=== Section Start ===
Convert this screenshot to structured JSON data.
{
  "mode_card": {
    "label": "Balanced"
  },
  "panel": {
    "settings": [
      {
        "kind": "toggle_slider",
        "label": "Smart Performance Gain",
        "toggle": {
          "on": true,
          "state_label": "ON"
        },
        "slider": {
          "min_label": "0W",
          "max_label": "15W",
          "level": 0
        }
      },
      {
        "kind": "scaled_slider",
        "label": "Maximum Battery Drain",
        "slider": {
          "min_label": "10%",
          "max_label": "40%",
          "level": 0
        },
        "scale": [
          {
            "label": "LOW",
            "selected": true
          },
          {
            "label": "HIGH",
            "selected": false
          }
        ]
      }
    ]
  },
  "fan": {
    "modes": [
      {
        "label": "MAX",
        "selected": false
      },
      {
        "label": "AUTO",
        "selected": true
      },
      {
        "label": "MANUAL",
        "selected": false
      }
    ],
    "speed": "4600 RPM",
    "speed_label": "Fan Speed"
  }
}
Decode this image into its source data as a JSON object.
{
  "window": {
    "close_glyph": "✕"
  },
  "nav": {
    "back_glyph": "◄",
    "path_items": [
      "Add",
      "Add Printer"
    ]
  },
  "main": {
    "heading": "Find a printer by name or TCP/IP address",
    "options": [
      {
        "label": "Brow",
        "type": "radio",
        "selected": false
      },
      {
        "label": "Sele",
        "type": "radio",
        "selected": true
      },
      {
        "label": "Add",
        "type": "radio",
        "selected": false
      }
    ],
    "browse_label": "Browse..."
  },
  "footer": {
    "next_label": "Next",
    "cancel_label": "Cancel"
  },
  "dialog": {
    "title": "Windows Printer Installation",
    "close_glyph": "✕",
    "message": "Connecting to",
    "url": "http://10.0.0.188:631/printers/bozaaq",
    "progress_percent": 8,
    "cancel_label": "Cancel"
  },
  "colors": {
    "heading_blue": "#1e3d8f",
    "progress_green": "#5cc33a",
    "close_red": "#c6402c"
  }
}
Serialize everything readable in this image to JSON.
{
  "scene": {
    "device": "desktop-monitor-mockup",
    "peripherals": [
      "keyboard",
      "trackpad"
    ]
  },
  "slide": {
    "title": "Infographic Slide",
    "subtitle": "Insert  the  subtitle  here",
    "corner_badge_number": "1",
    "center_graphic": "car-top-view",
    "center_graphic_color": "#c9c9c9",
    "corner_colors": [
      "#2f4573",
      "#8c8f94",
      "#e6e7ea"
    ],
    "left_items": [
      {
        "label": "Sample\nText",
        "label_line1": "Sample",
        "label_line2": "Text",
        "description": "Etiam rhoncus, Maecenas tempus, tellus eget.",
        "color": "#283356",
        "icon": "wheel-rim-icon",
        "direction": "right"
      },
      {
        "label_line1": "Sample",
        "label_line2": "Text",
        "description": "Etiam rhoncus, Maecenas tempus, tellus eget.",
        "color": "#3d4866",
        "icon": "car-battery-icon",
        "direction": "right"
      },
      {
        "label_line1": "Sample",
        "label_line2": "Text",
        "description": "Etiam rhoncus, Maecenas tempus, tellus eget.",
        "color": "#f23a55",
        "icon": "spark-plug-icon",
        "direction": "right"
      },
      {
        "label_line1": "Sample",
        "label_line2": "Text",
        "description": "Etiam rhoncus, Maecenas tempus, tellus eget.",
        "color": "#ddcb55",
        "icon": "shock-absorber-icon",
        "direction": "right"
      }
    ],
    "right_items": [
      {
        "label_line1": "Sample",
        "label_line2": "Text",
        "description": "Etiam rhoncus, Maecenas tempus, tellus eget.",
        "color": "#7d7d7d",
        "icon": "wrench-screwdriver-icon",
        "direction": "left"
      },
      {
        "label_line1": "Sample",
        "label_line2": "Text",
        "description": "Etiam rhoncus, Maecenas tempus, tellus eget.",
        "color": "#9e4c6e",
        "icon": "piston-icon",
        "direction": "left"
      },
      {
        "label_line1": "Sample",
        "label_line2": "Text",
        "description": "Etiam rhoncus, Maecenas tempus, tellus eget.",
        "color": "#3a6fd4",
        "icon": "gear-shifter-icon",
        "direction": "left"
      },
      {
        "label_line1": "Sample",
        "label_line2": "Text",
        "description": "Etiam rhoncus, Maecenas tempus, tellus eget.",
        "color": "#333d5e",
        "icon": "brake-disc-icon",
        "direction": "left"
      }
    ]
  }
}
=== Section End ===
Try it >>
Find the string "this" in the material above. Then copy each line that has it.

Result below >>
Convert this screenshot to structured JSON data.
Decode this image into its source data as a JSON object.
Serialize everything readable in this image to JSON.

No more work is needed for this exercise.